◆ Information given ◆
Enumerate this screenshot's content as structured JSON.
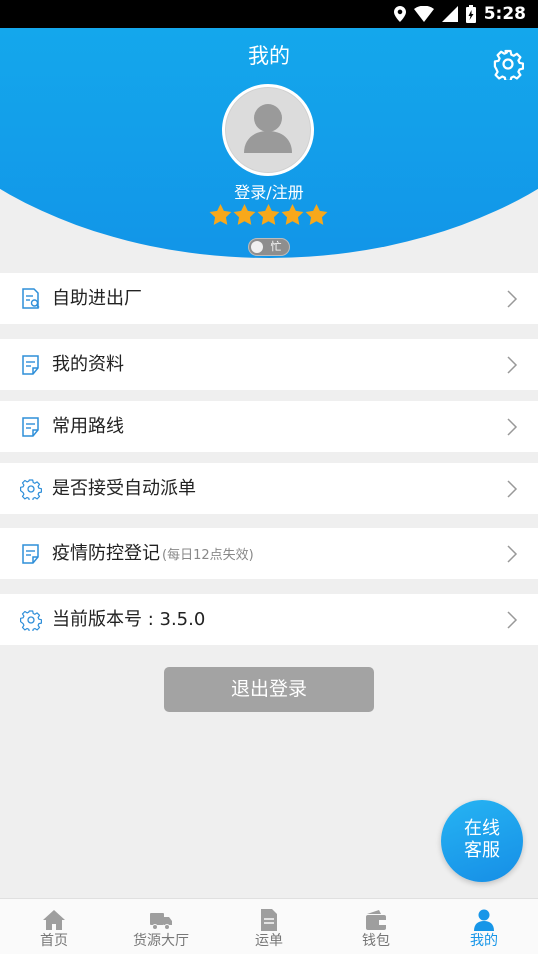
{
  "status_bar": {
    "time": "5:28",
    "icons": [
      "location-icon",
      "wifi-icon",
      "signal-icon",
      "battery-icon"
    ]
  },
  "header": {
    "title": "我的",
    "login_text": "登录/注册",
    "rating_stars": 5,
    "busy_label": "忙",
    "settings_icon": "gear-icon",
    "avatar_icon": "user-placeholder-icon"
  },
  "menu": [
    {
      "label": "自助进出厂",
      "hint": "",
      "icon": "document-search-icon"
    },
    {
      "label": "我的资料",
      "hint": "",
      "icon": "document-icon"
    },
    {
      "label": "常用路线",
      "hint": "",
      "icon": "document-icon"
    },
    {
      "label": "是否接受自动派单",
      "hint": "",
      "icon": "gear-outline-icon"
    },
    {
      "label": "疫情防控登记",
      "hint": "(每日12点失效)",
      "icon": "document-icon"
    },
    {
      "label": "当前版本号 : 3.5.0",
      "hint": "",
      "icon": "gear-outline-icon"
    }
  ],
  "logout_label": "退出登录",
  "service_fab": {
    "line1": "在线",
    "line2": "客服"
  },
  "tabs": [
    {
      "label": "首页",
      "icon": "home-icon",
      "active": false
    },
    {
      "label": "货源大厅",
      "icon": "truck-icon",
      "active": false
    },
    {
      "label": "运单",
      "icon": "waybill-icon",
      "active": false
    },
    {
      "label": "钱包",
      "icon": "wallet-icon",
      "active": false
    },
    {
      "label": "我的",
      "icon": "profile-icon",
      "active": true
    }
  ],
  "colors": {
    "accent": "#1796e8",
    "header_top": "#1fc6f1",
    "star": "#f7a81b",
    "logout_bg": "#a3a3a3"
  }
}
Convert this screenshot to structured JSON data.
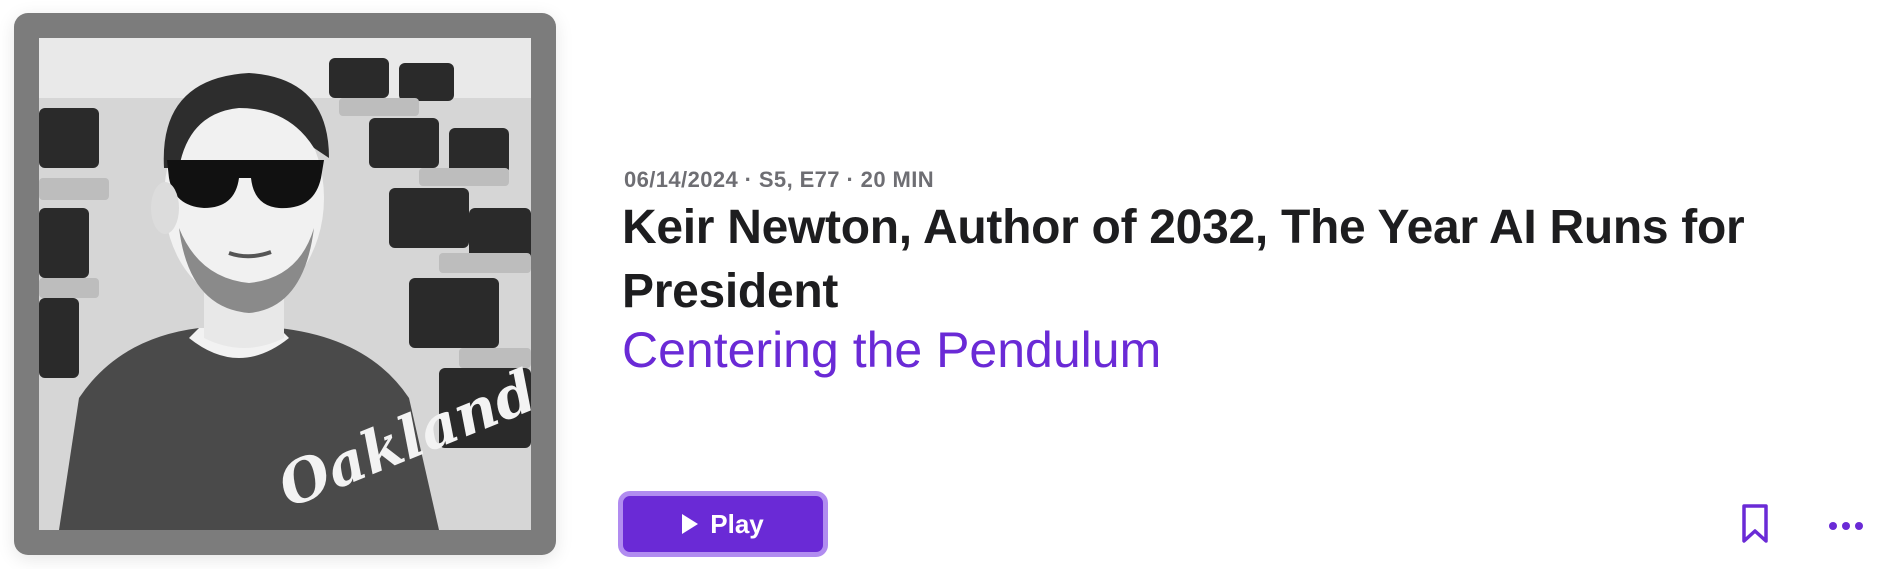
{
  "episode": {
    "meta": "06/14/2024 · S5, E77 · 20 MIN",
    "title": "Keir Newton, Author of 2032, The Year AI Runs for President",
    "show_name": "Centering the Pendulum"
  },
  "artwork": {
    "shirt_text": "Oakland",
    "icon": "podcast-artwork-photo"
  },
  "actions": {
    "play_label": "Play",
    "play_icon": "play-icon",
    "bookmark_icon": "bookmark-icon",
    "more_icon": "ellipsis-icon"
  },
  "colors": {
    "accent": "#6a2ad6",
    "accent_border": "#b18cf0",
    "title": "#1d1d1f",
    "meta": "#6e6e73",
    "frame": "#7c7c7c"
  }
}
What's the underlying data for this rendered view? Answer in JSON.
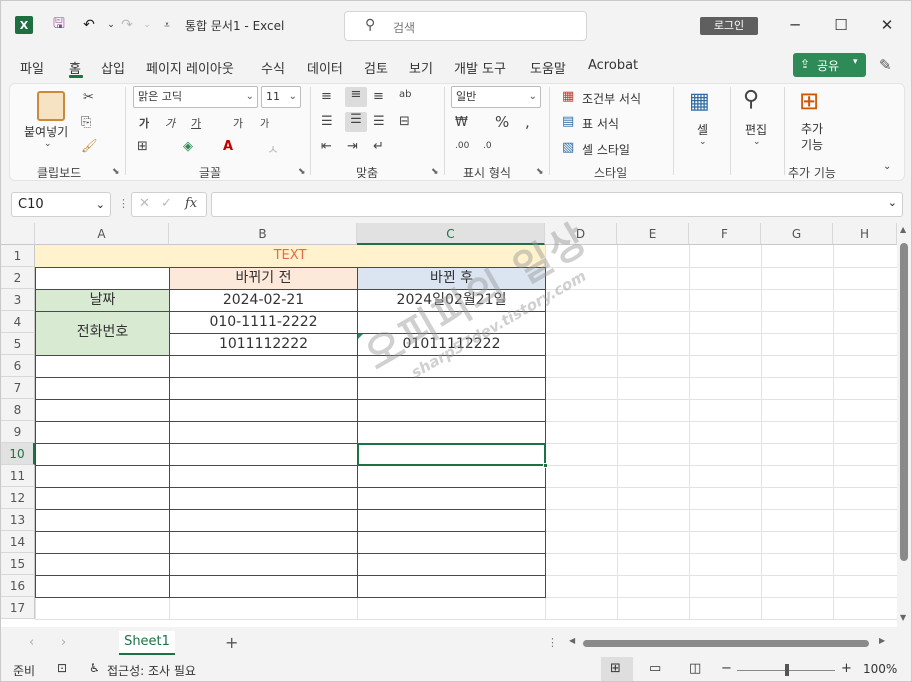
{
  "title_bar": {
    "document_title": "통합 문서1  -  Excel",
    "search_placeholder": "검색",
    "login_label": "로그인",
    "min_glyph": "─",
    "max_glyph": "☐",
    "close_glyph": "✕"
  },
  "ribbon_tabs": [
    "파일",
    "홈",
    "삽입",
    "페이지 레이아웃",
    "수식",
    "데이터",
    "검토",
    "보기",
    "개발 도구",
    "도움말",
    "Acrobat"
  ],
  "share_label": "공유",
  "ribbon": {
    "paste_label": "붙여넣기",
    "font_name": "맑은 고딕",
    "font_size": "11",
    "number_format": "일반",
    "conditional_format": "조건부 서식",
    "table_format": "표 서식",
    "cell_styles": "셀 스타일",
    "cells_label": "셀",
    "editing_label": "편집",
    "addins_label": "추가 기능",
    "addins_label_line1": "추가",
    "addins_label_line2": "기능",
    "groups": [
      "클립보드",
      "글꼴",
      "맞춤",
      "표시 형식",
      "스타일",
      "추가 기능"
    ],
    "font_btns": [
      "가",
      "가",
      "가",
      "가",
      "가"
    ]
  },
  "formula_bar": {
    "name_box": "C10",
    "fx_label": "fx",
    "formula_value": ""
  },
  "grid": {
    "columns": [
      "A",
      "B",
      "C",
      "D",
      "E",
      "F",
      "G",
      "H"
    ],
    "rows": [
      "1",
      "2",
      "3",
      "4",
      "5",
      "6",
      "7",
      "8",
      "9",
      "10",
      "11",
      "12",
      "13",
      "14",
      "15",
      "16",
      "17"
    ],
    "selected_cell": "C10",
    "cells": {
      "A1": "TEXT",
      "B2": "바뀌기 전",
      "C2": "바뀐 후",
      "A3": "날짜",
      "B3": "2024-02-21",
      "C3": "2024일02월21일",
      "A4": "전화번호",
      "B4": "010-1111-2222",
      "B5": "1011112222",
      "C5": "01011112222"
    },
    "fill_colors": {
      "header_orange": "#fde9d9",
      "title_yellow": "#fff2cc",
      "header_blue": "#dbe5f1",
      "label_green": "#d9ead3",
      "title_text": "#e36c46",
      "accent_green": "#1e7145"
    }
  },
  "watermark": {
    "line1": "오피피의 일상",
    "line2": "sharp57dev.tistory.com"
  },
  "sheet_tabs": [
    "Sheet1"
  ],
  "add_sheet": "+",
  "status_bar": {
    "ready": "준비",
    "accessibility": "접근성: 조사 필요",
    "zoom": "100%",
    "zoom_minus": "−",
    "zoom_plus": "+"
  }
}
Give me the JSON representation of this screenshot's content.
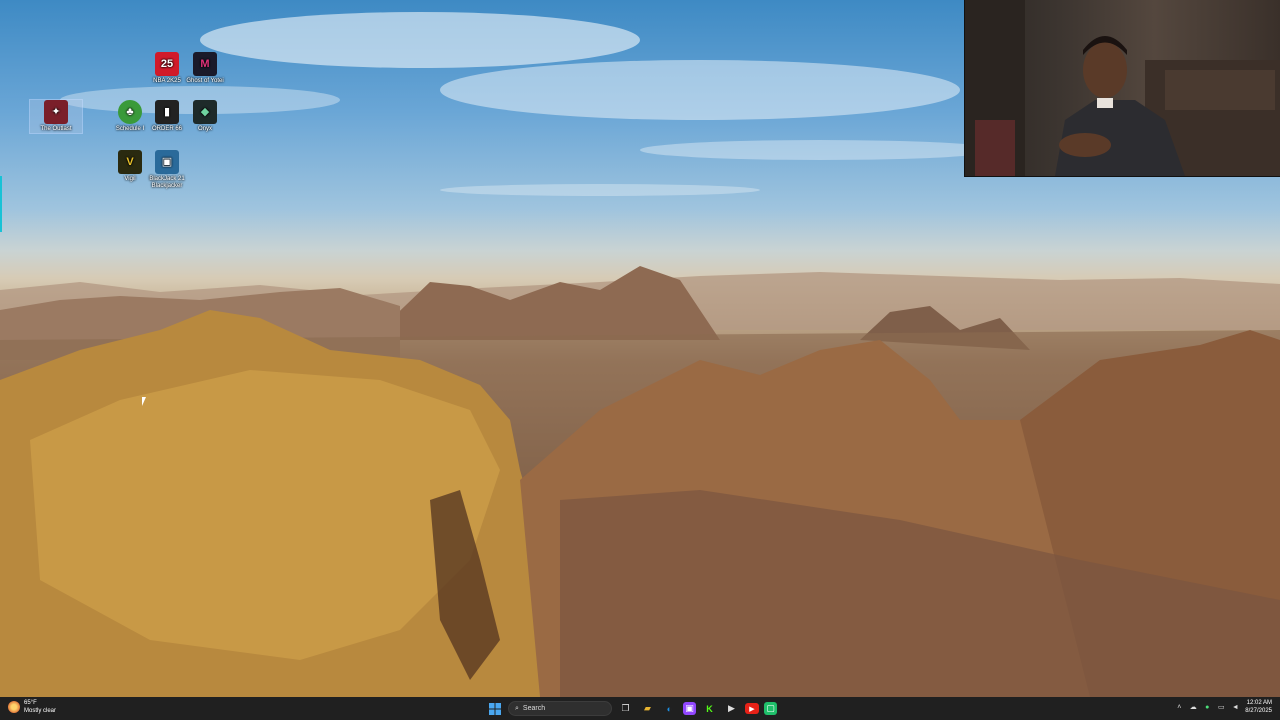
{
  "desktop": {
    "icons": [
      {
        "id": "nba2k25",
        "label": "NBA 2K25",
        "glyph": "25",
        "color": "#d11a2a"
      },
      {
        "id": "ghost",
        "label": "Ghost of Yotei",
        "glyph": "M",
        "color": "#1a1a2a"
      },
      {
        "id": "the-outlast",
        "label": "The Outlast",
        "glyph": "✦",
        "color": "#7a1f2a"
      },
      {
        "id": "schedule",
        "label": "Schedule I",
        "glyph": "♣",
        "color": "#3a9a3a"
      },
      {
        "id": "order66",
        "label": "ORDER 66",
        "glyph": "▮",
        "color": "#222"
      },
      {
        "id": "onyx",
        "label": "Onyx",
        "glyph": "◆",
        "color": "#1e2a2a"
      },
      {
        "id": "vigil",
        "label": "Vigil",
        "glyph": "V",
        "color": "#2a2a10"
      },
      {
        "id": "blackjack",
        "label": "BlackJack 21 Blackjacker",
        "glyph": "▣",
        "color": "#2a6a9a"
      }
    ]
  },
  "taskbar": {
    "weather": {
      "temp": "65°F",
      "condition": "Mostly clear"
    },
    "search_placeholder": "Search",
    "pinned": [
      {
        "id": "task-view",
        "glyph": "❐",
        "color": "#3a3a3a",
        "fg": "#ddd"
      },
      {
        "id": "file-explorer",
        "glyph": "▰",
        "color": "#e8b430",
        "fg": "#e8b430"
      },
      {
        "id": "edge",
        "glyph": "◐",
        "color": "#1d8ee0",
        "fg": "#1d8ee0"
      },
      {
        "id": "twitch",
        "glyph": "▣",
        "color": "#9146ff",
        "fg": "#fff"
      },
      {
        "id": "kick",
        "glyph": "K",
        "color": "#202020",
        "fg": "#53fc18"
      },
      {
        "id": "media",
        "glyph": "▶",
        "color": "#202020",
        "fg": "#ddd"
      },
      {
        "id": "youtube",
        "glyph": "▶",
        "color": "#e62117",
        "fg": "#fff"
      },
      {
        "id": "green-app",
        "glyph": "▢",
        "color": "#1fbf6a",
        "fg": "#fff"
      }
    ],
    "clock": {
      "time": "12:02 AM",
      "date": "8/27/2025"
    }
  },
  "colors": {
    "taskbar_bg": "#202020",
    "accent": "#18c2d6",
    "start_blue": "#4aa7f0"
  }
}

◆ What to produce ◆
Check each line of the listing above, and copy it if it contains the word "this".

◆ Answer space ◆
Enumerate this screenshot's content as structured JSON.
Convert this screenshot to structured JSON data.
What's the underlying data for this rendered view? Answer in JSON.
Give me the JSON representation of this screenshot's content.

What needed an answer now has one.